These reports include a chart comparing the local marking results to the results from the departmental
re-marking of sample test booklets. Provincially, 38.5% of the test booklets sampled resulted in a higher
score locally than those given at the department; in 10.8% of the cases, local marking resulted in a lower
score. Overall, the accuracy of local versus central marking for the test was consistent. To highlight this
consistency, 50.8% of the booklets sampled and marked by the department received a central mark within
± 2% of the local mark and 95.1% of the sampled booklets were within ± 6% . Scores awarded at the
local level were, on average, 1.2% higher than the scores given at the department.
Survey Results
Teachers who supervised the Grade 12 Pre-Calculus Mathematics Achievement Test in January 2016
were invited to provide comments regarding the test and its administration. A total of 119 teachers
responded to the survey. A summary of their comments is provided below.
After adjusting for non-responses:
98.2% of the teachers indicated that all of the topics in the test were taught by the time the test was
98.3% of the teachers indicated that the test content was consistent with the learning outcomes as
outlined in the curriculum document. 99.2% of teachers indicated that the reading level of the test was
appropriate and 96.7% of them thought the test questions were clear.
98.3% and 91.8% of the teachers, respectively, indicated that students were able to complete the
questions requiring a calculator and the entire test in the allotted time.

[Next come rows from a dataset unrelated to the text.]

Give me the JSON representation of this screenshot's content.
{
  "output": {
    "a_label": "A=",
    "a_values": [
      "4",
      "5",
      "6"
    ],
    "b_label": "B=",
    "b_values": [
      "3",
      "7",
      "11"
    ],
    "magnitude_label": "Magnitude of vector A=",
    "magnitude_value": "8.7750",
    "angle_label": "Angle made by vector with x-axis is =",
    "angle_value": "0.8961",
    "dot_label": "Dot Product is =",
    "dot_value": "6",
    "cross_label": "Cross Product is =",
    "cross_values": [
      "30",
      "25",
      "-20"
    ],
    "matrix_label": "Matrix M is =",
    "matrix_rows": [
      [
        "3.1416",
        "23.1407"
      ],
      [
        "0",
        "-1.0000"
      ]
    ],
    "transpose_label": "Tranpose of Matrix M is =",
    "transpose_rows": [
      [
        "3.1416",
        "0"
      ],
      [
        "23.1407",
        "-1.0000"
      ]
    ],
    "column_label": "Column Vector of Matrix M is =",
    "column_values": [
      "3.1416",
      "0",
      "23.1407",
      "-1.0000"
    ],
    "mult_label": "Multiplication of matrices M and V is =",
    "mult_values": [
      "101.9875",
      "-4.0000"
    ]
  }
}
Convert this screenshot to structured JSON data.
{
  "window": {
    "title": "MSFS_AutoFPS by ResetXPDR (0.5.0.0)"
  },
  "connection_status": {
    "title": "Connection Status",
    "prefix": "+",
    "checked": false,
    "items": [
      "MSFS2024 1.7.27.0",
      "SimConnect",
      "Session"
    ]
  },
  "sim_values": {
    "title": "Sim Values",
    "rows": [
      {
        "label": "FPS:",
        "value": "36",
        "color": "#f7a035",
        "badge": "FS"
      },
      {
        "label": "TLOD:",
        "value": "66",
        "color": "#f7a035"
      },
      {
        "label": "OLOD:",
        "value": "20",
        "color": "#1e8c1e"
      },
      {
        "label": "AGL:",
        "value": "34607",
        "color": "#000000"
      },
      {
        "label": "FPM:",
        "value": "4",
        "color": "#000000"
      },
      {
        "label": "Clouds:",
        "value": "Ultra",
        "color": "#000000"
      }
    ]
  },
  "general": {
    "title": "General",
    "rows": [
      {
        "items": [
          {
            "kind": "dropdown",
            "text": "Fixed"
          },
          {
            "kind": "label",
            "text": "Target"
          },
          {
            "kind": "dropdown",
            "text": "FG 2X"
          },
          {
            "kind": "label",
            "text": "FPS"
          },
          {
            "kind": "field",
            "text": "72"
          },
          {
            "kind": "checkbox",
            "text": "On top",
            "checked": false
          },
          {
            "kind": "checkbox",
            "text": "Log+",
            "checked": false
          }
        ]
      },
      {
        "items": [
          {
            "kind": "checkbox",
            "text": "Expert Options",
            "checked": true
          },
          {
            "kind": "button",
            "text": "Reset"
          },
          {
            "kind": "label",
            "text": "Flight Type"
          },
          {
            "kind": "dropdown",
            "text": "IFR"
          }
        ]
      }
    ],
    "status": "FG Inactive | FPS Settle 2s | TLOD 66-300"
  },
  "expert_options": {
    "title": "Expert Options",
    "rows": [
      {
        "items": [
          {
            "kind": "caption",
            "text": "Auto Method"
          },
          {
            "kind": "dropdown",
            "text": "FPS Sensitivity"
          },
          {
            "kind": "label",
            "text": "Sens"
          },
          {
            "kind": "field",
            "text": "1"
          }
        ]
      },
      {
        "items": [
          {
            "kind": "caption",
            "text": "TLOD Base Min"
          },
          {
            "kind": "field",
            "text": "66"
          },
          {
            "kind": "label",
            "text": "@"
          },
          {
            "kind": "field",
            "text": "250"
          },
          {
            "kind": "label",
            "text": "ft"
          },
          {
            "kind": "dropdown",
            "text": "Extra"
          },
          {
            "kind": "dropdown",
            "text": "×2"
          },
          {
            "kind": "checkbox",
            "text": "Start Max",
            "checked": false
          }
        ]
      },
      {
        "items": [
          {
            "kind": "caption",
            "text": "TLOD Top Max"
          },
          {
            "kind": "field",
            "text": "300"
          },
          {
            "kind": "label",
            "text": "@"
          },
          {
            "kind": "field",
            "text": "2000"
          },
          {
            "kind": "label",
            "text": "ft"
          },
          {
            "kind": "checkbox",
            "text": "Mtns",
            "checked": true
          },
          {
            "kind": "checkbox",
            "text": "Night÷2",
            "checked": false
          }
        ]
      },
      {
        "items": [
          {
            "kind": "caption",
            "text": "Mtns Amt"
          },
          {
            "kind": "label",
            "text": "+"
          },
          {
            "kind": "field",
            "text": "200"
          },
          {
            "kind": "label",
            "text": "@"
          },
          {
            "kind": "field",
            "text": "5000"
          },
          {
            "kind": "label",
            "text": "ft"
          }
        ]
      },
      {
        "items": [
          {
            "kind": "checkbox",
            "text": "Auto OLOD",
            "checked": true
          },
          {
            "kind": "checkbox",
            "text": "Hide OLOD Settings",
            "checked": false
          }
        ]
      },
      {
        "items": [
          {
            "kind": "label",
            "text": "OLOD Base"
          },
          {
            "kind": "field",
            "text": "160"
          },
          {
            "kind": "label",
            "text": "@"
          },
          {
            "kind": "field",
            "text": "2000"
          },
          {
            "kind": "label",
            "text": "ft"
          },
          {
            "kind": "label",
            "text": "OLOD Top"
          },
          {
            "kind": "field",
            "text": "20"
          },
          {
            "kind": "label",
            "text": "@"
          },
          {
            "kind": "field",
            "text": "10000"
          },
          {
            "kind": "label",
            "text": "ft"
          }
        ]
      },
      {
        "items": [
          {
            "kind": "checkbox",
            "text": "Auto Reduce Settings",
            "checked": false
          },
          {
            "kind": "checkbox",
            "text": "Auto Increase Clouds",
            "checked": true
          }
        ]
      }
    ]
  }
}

98.3% of the teachers indicated that their students used a formula sheet throughout the semester and
99.1% of teachers indicated that their students used the formula sheet during the test.
48.3% of the teachers indicated that graphing calculators were incorporated during the instruction of
the course and 91.4% of teachers indicated that the use of a scientific calculator was sufficient for the
Pre-Calculus Mathematics: General Comments (January 2016)